Directions: Apart from the pictures, write out the records that follow exactly.

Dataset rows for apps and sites
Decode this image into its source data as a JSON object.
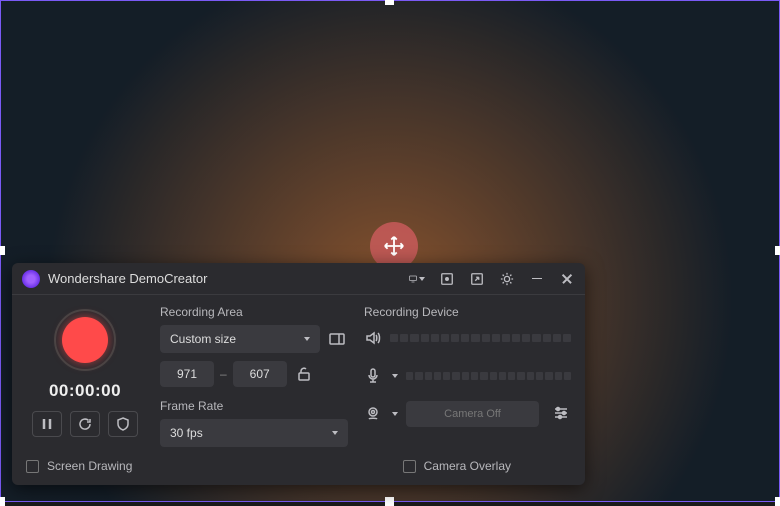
{
  "titlebar": {
    "title": "Wondershare DemoCreator"
  },
  "recorder": {
    "timer": "00:00:00"
  },
  "recording_area": {
    "label": "Recording Area",
    "size_mode": "Custom size",
    "width": "971",
    "height": "607"
  },
  "frame_rate": {
    "label": "Frame Rate",
    "value": "30 fps"
  },
  "recording_device": {
    "label": "Recording Device",
    "camera_status": "Camera Off"
  },
  "footer": {
    "screen_drawing": "Screen Drawing",
    "camera_overlay": "Camera Overlay"
  }
}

Reply to the exercise:
Decode this image into its source data as a JSON object.
{
  "titlebar": {
    "title": "Wondershare DemoCreator"
  },
  "recorder": {
    "timer": "00:00:00"
  },
  "recording_area": {
    "label": "Recording Area",
    "size_mode": "Custom size",
    "width": "971",
    "height": "607"
  },
  "frame_rate": {
    "label": "Frame Rate",
    "value": "30 fps"
  },
  "recording_device": {
    "label": "Recording Device",
    "camera_status": "Camera Off"
  },
  "footer": {
    "screen_drawing": "Screen Drawing",
    "camera_overlay": "Camera Overlay"
  }
}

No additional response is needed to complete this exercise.